SOURCE MATERIAL: Begin
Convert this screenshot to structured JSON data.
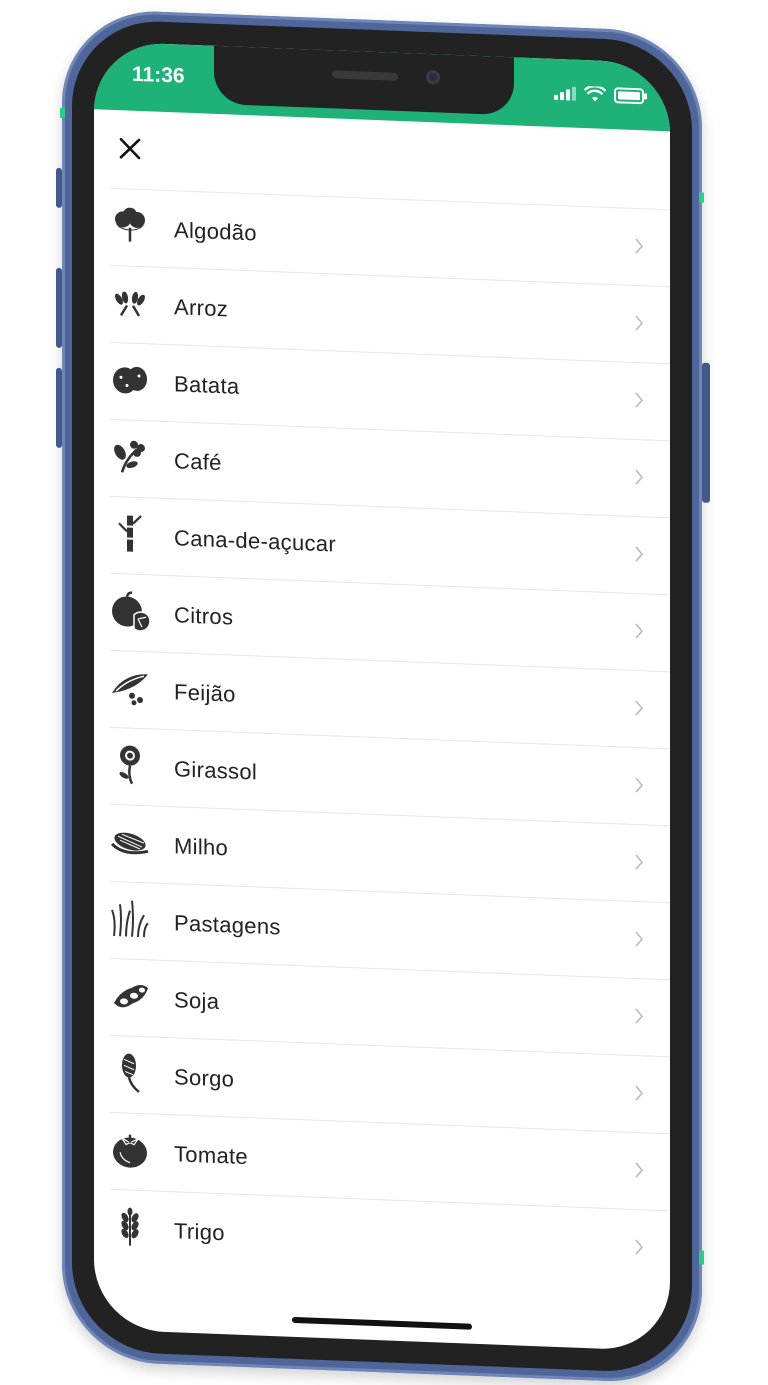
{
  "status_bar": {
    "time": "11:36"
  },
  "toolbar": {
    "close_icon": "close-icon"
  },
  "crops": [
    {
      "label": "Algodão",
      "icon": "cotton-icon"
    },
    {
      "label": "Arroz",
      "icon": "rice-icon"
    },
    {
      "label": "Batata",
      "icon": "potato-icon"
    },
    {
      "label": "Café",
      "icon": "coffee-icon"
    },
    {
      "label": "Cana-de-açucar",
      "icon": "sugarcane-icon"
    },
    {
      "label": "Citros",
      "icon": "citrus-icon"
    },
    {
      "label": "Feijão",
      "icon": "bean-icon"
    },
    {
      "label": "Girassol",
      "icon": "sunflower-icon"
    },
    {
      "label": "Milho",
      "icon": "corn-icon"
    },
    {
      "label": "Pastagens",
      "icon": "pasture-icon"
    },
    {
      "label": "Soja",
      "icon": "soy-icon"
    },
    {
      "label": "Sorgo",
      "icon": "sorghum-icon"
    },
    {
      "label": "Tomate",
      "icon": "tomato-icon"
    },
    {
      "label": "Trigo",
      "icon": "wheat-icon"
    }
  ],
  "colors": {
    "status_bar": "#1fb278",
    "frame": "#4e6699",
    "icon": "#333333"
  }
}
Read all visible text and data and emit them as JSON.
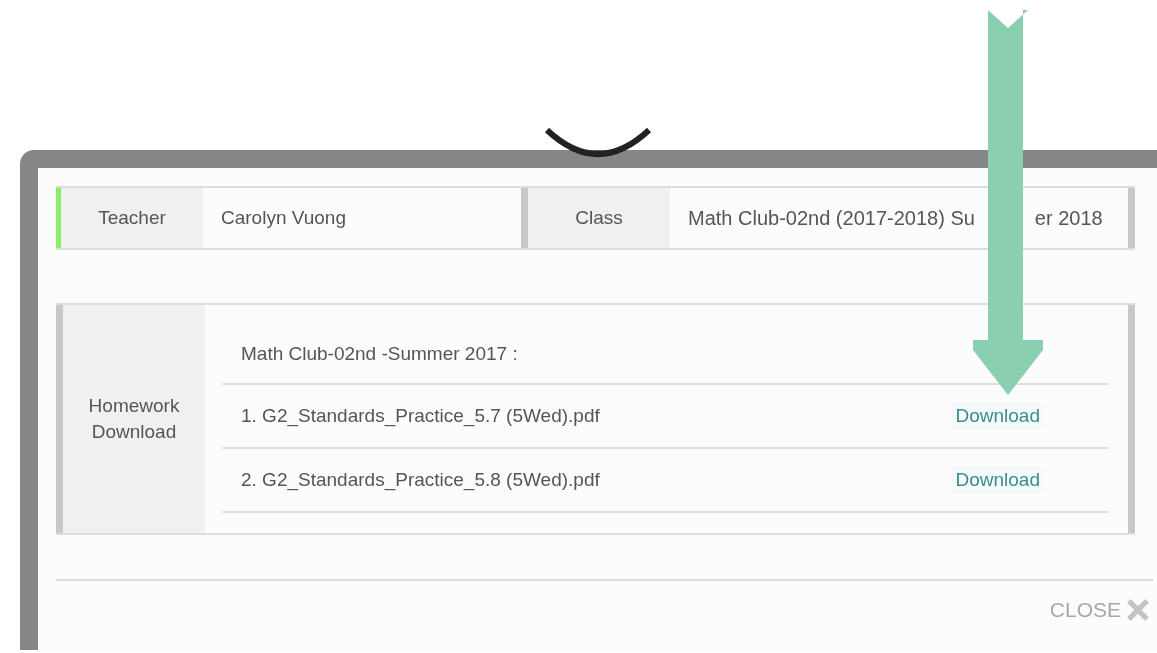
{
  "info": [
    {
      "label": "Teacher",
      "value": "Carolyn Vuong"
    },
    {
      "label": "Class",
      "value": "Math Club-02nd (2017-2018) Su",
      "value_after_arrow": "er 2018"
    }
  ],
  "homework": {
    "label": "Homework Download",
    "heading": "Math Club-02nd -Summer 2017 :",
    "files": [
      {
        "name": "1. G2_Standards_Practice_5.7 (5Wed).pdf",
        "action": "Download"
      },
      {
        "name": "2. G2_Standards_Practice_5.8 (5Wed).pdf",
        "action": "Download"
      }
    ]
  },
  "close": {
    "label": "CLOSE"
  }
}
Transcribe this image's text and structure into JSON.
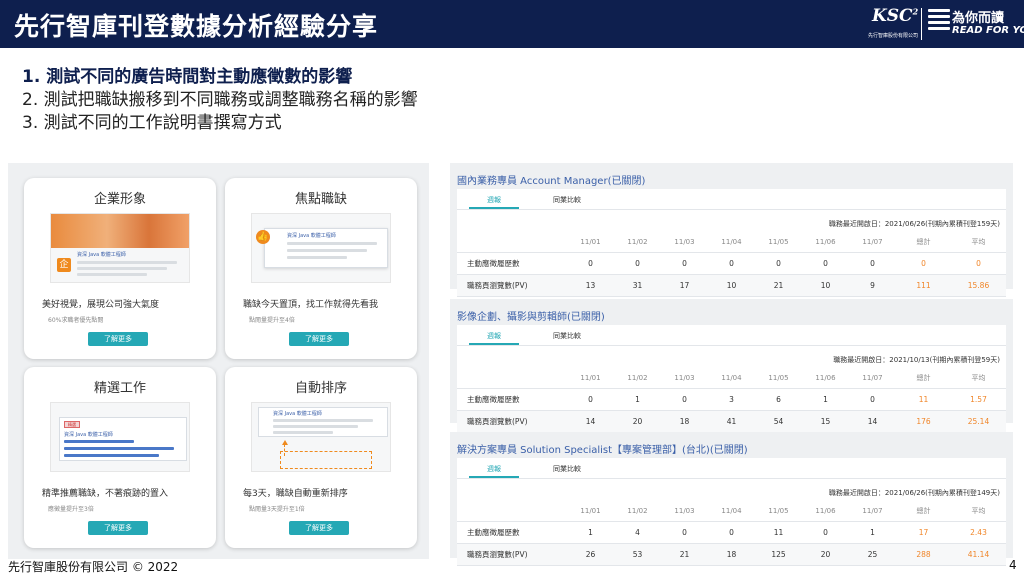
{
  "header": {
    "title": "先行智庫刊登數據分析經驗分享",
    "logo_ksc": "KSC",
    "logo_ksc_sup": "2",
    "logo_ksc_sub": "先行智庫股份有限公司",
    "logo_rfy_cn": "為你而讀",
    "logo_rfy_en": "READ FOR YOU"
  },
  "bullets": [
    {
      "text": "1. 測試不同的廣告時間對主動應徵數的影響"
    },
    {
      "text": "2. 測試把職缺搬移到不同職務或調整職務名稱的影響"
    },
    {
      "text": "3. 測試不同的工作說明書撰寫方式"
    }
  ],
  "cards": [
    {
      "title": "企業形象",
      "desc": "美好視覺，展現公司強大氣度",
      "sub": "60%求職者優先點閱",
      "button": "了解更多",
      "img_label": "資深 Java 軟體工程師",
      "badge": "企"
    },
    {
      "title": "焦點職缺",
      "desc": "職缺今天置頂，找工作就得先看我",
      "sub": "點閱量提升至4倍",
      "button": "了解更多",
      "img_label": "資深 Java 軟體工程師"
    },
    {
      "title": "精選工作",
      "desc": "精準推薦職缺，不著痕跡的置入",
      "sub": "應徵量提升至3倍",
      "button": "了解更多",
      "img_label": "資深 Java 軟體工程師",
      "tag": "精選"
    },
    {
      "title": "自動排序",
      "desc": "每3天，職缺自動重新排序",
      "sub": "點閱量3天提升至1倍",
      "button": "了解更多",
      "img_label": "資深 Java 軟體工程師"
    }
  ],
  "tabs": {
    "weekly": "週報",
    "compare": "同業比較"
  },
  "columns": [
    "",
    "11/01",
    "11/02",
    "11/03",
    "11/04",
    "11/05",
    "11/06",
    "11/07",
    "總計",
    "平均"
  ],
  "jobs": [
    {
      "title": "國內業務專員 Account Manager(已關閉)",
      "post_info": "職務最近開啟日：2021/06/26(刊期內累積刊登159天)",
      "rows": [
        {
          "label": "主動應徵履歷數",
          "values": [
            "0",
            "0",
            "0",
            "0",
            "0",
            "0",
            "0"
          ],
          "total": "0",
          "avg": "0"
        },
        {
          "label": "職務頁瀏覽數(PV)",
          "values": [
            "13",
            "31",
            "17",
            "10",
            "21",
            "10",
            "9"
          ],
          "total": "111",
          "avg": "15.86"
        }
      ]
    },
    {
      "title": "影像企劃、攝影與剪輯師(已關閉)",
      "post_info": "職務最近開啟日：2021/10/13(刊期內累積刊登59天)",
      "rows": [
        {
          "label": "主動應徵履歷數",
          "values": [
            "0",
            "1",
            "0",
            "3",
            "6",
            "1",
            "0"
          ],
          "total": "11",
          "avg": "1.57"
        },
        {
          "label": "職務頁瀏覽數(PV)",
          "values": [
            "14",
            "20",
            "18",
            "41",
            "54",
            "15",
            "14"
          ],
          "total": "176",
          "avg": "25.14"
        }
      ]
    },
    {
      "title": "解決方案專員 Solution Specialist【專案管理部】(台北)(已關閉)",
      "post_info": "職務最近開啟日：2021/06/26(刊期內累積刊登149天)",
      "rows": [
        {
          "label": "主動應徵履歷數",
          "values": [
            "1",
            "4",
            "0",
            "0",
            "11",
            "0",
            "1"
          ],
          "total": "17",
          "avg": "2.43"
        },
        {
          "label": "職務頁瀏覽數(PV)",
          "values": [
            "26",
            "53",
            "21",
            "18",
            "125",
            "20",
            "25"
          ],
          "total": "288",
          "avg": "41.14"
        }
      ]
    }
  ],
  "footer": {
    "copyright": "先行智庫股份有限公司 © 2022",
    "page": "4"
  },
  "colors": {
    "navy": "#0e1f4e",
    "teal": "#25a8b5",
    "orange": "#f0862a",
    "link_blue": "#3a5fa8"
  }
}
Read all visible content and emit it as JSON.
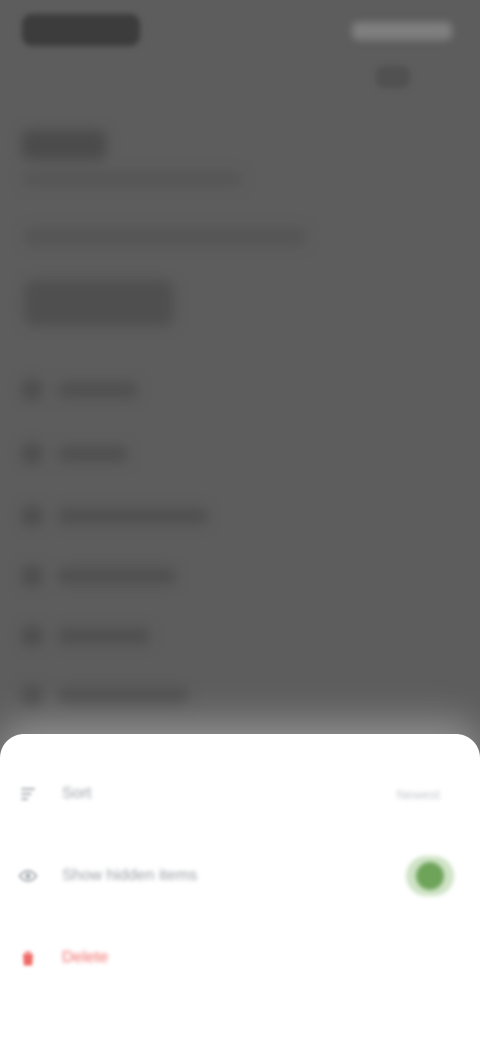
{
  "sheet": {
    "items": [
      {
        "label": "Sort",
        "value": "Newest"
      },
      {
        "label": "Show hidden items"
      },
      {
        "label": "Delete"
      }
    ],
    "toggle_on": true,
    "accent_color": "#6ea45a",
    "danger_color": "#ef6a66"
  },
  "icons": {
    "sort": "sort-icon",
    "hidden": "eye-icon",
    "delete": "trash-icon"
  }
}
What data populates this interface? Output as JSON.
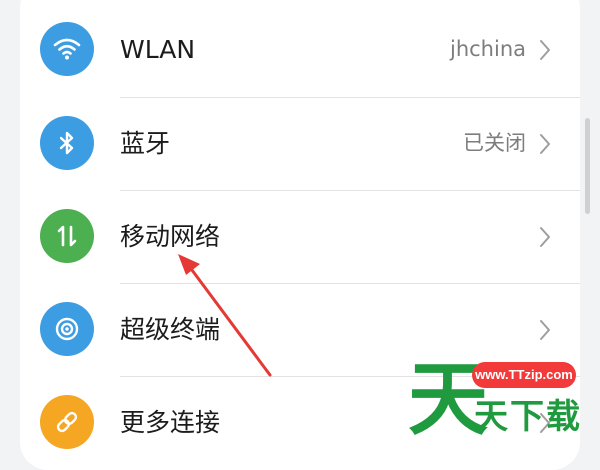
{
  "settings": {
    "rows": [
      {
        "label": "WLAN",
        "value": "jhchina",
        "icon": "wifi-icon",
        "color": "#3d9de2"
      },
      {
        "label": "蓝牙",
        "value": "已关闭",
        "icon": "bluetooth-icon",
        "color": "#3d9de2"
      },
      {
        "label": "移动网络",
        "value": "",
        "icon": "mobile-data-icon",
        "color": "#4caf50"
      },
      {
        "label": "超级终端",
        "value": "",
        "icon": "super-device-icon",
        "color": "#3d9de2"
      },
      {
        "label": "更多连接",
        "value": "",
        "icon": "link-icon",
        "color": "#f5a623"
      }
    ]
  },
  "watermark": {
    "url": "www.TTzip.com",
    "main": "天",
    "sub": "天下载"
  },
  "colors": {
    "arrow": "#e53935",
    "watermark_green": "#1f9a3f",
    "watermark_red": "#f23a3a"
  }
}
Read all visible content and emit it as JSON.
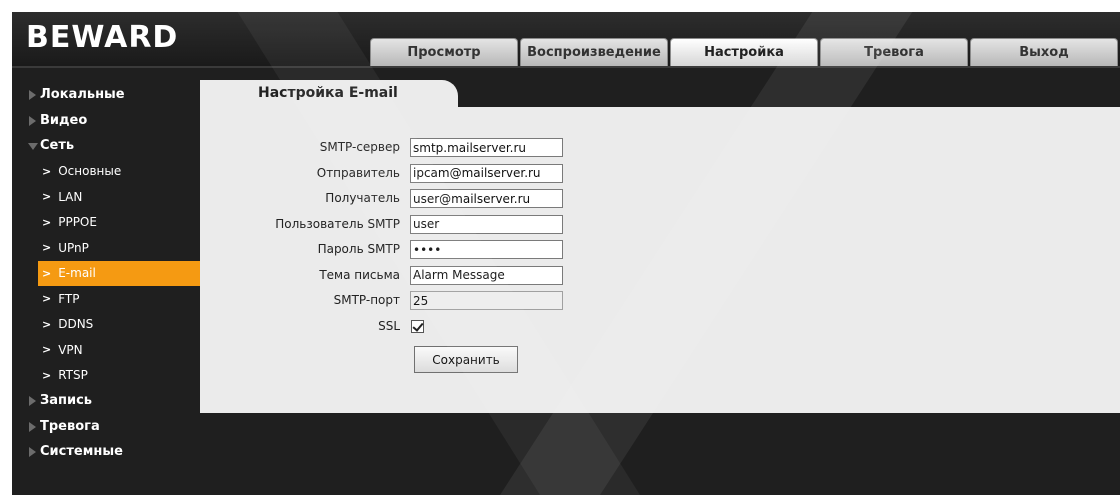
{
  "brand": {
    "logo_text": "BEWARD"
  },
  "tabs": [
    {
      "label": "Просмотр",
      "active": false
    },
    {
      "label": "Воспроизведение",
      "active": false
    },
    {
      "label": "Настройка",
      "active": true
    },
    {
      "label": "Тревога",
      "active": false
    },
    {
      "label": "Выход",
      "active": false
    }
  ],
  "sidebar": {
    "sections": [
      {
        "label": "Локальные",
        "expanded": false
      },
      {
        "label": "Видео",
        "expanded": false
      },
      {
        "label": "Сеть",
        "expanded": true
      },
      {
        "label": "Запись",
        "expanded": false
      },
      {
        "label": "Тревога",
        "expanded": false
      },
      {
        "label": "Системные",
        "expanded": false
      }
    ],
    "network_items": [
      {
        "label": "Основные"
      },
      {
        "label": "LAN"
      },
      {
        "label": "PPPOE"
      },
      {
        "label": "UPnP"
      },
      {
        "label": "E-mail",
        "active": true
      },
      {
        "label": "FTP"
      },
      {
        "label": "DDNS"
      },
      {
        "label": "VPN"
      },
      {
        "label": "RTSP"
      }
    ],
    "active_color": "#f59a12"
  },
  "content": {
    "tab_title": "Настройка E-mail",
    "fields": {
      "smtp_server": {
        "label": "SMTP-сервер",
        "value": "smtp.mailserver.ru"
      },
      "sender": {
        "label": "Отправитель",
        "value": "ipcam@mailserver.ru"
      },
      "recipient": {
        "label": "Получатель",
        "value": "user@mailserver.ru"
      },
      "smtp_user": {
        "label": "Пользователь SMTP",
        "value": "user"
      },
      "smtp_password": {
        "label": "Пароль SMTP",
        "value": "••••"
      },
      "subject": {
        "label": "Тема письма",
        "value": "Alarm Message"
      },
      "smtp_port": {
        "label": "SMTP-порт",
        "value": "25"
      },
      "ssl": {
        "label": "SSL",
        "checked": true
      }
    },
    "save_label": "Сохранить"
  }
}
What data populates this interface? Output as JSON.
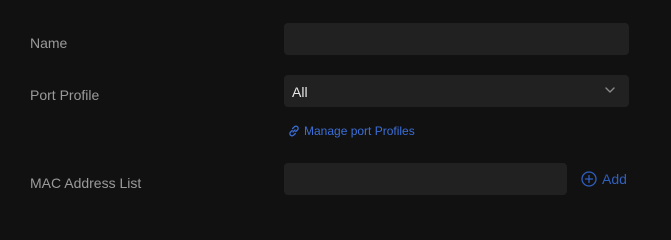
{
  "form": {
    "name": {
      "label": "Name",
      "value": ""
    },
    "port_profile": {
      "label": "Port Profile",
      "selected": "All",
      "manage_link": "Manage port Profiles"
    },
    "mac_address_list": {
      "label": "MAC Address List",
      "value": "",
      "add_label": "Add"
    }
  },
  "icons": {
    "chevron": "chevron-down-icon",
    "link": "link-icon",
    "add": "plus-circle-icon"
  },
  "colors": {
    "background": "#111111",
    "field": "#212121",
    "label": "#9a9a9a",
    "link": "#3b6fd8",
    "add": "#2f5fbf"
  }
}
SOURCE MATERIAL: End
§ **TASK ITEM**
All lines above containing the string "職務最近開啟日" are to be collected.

§ **TASK OUTPUT**
      "post_info": "職務最近開啟日：2021/06/26(刊期內累積刊登159天)",
      "post_info": "職務最近開啟日：2021/10/13(刊期內累積刊登59天)",
      "post_info": "職務最近開啟日：2021/06/26(刊期內累積刊登149天)",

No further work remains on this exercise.